** Opening Supplied information block **

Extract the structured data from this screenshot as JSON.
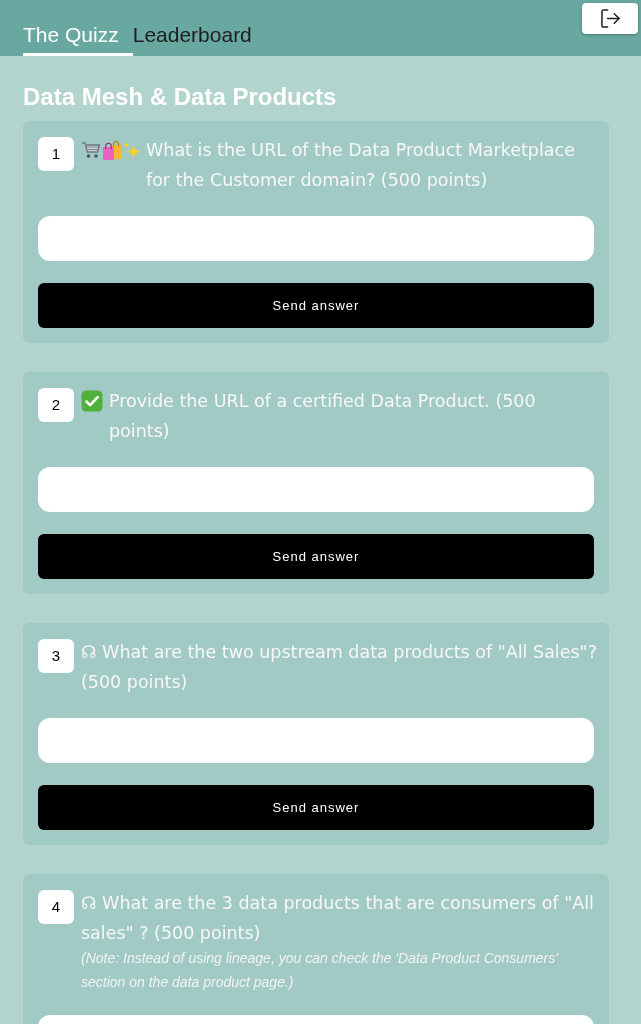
{
  "header": {
    "tabs": [
      {
        "label": "The Quizz",
        "selected": true
      },
      {
        "label": "Leaderboard",
        "selected": false
      }
    ]
  },
  "page_title": "Data Mesh & Data Products",
  "questions": [
    {
      "number": "1",
      "icons": [
        {
          "kind": "cart"
        },
        {
          "kind": "bags"
        },
        {
          "kind": "sparkles"
        }
      ],
      "text": "What is the URL of the Data Product Marketplace for the Customer domain? (500 points)",
      "button": "Send answer"
    },
    {
      "number": "2",
      "icons": [
        {
          "kind": "check"
        }
      ],
      "text": "Provide the URL of a certified Data Product. (500 points)",
      "button": "Send answer"
    },
    {
      "number": "3",
      "text": "☊ What are the two upstream data products of \"All Sales\"? (500 points)",
      "button": "Send answer"
    },
    {
      "number": "4",
      "text": "☊ What are the 3 data products that are consumers of \"All sales\" ? (500 points)",
      "note": "(Note: Instead of using lineage, you can check the 'Data Product Consumers' section on the data product page.)"
    }
  ]
}
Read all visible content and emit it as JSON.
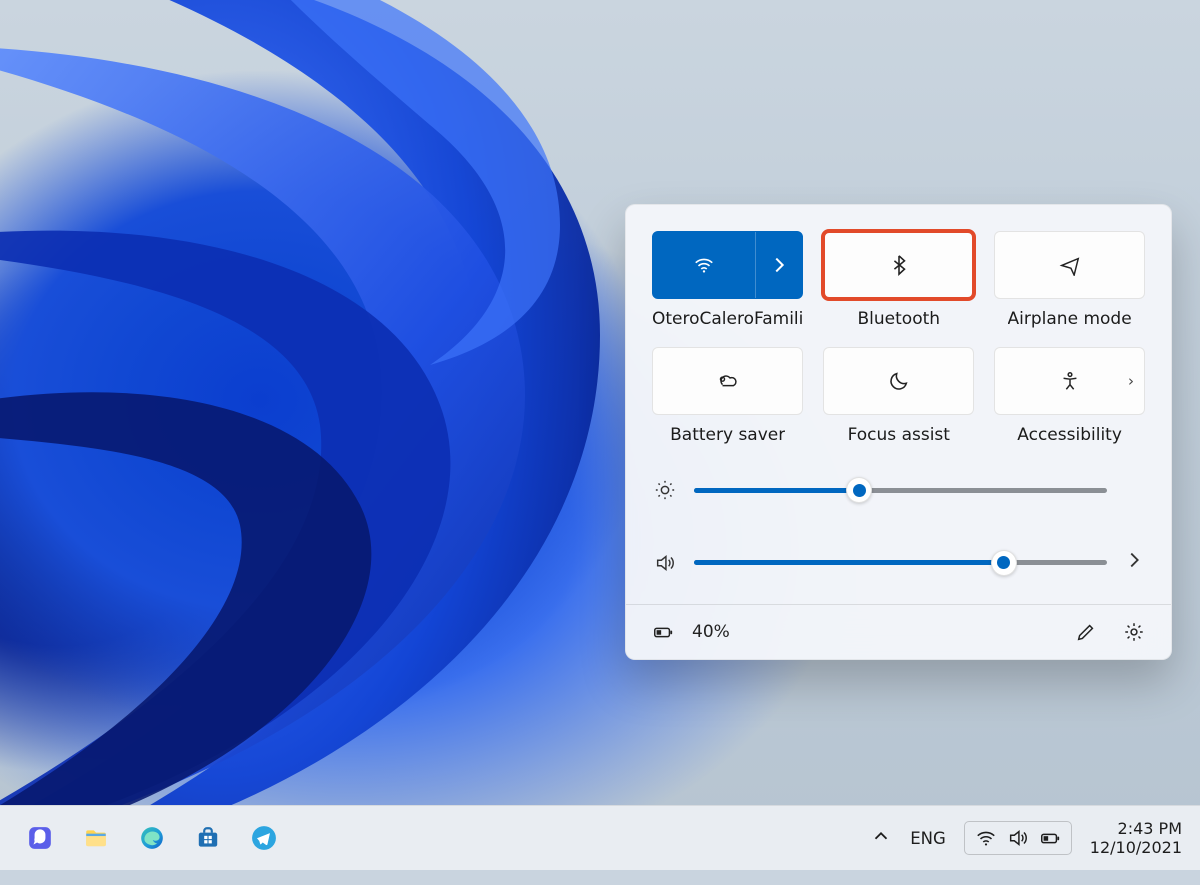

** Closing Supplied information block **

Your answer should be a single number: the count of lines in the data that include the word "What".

Task answer
3